The vertical change in geostrophic wind is called the geostrophic vertical shear. Since the geostrophic vertical shear is directly proportional to the horizontal temperature gradient, it is also called the Thermal Wind

So the Thermal wind is not an actual wind, but a the difference between two winds at different levels.


Wind Vectors

The thermal wind describes the vertical geostrophic wind shear. So how do we define it?

VT = Vupper level - Vlower level or Vupper level = VT + Vlower level


Veering Winds with height (clockwise rotation with height)


Backing winds with height (counterclockwise rotation with height)

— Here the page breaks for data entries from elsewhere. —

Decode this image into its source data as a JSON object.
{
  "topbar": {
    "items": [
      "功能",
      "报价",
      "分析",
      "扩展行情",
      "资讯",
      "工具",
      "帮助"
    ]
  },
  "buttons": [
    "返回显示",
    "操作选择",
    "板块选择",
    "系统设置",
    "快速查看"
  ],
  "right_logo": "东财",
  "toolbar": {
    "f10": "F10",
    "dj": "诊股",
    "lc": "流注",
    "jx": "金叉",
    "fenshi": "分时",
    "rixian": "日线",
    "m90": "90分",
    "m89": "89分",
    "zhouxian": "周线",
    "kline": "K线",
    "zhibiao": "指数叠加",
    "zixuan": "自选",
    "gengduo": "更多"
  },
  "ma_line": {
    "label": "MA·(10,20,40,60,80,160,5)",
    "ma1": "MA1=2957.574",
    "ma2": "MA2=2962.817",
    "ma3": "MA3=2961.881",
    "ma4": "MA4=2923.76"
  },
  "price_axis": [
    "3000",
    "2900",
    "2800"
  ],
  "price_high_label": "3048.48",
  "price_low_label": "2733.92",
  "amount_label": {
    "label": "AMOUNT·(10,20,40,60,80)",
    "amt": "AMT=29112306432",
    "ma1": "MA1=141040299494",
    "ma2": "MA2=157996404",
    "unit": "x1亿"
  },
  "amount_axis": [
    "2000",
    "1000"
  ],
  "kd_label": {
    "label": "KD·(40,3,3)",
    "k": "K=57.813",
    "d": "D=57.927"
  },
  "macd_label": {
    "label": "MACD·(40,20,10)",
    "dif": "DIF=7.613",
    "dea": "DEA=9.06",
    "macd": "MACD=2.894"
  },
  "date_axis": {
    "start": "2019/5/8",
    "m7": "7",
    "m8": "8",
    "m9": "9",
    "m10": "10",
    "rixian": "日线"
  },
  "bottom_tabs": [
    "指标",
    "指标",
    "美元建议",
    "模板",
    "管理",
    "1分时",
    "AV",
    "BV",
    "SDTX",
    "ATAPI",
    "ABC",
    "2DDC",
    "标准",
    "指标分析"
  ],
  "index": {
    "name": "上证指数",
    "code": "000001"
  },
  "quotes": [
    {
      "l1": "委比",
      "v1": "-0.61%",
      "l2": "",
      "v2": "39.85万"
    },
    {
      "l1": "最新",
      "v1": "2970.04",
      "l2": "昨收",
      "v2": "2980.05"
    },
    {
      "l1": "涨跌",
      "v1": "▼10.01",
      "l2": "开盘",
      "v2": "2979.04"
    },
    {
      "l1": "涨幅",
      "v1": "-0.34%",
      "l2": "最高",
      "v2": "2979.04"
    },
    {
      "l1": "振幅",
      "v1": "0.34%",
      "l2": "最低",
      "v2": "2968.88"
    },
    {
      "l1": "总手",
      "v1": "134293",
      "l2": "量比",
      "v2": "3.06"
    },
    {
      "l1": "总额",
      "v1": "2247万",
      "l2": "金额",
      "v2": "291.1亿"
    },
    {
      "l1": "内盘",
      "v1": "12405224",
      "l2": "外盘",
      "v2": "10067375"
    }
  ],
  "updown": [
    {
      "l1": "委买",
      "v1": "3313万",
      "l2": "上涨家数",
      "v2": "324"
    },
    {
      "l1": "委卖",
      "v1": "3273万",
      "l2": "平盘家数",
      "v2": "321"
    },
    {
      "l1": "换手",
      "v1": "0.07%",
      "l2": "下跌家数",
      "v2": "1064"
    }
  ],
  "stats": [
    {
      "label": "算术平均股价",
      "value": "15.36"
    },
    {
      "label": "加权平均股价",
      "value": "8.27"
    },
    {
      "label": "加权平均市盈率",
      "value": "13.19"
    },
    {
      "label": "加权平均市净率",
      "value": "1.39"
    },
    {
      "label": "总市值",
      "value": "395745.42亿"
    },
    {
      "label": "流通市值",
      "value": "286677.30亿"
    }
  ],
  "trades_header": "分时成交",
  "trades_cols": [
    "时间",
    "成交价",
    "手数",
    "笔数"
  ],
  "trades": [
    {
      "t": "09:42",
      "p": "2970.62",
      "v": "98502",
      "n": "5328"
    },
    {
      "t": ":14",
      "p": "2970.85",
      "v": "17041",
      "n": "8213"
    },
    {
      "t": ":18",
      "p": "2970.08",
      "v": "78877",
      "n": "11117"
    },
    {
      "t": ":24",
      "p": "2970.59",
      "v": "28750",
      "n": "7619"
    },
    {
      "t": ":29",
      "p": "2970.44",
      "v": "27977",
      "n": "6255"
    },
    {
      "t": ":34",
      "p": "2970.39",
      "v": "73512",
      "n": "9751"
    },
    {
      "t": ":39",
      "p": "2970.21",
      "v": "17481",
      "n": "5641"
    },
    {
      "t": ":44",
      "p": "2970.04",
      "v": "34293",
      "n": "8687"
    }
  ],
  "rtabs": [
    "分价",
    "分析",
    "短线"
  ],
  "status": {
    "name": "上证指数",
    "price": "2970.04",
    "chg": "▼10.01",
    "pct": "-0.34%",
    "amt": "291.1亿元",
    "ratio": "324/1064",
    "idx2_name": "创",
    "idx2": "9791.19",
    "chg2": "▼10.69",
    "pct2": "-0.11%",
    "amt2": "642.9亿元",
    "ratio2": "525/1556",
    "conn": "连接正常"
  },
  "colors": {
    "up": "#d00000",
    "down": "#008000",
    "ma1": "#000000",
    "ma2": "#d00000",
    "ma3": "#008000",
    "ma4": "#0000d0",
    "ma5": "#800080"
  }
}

Veering and Backing Winds

The direction of the Thermal wind will tell us about the thermal structure of the atmosphere. The thermal wind always is point parallel to lines of constant thickness with lower thicknesses to the left, therefore, the thermal wind will always have the colder air to the left. So what does this tell us about the veering and backing winds?

This is the case of Veering wind we saw before. If colder air is always to the left, then we have Warm Air advection
Veering winds clockwise with height are associated with warm air advection




This is the case of backing wind we saw before. If colder air is always to the left, then we have Cold Air advection
Backing winds counterclockwise with height are associated with cold air advection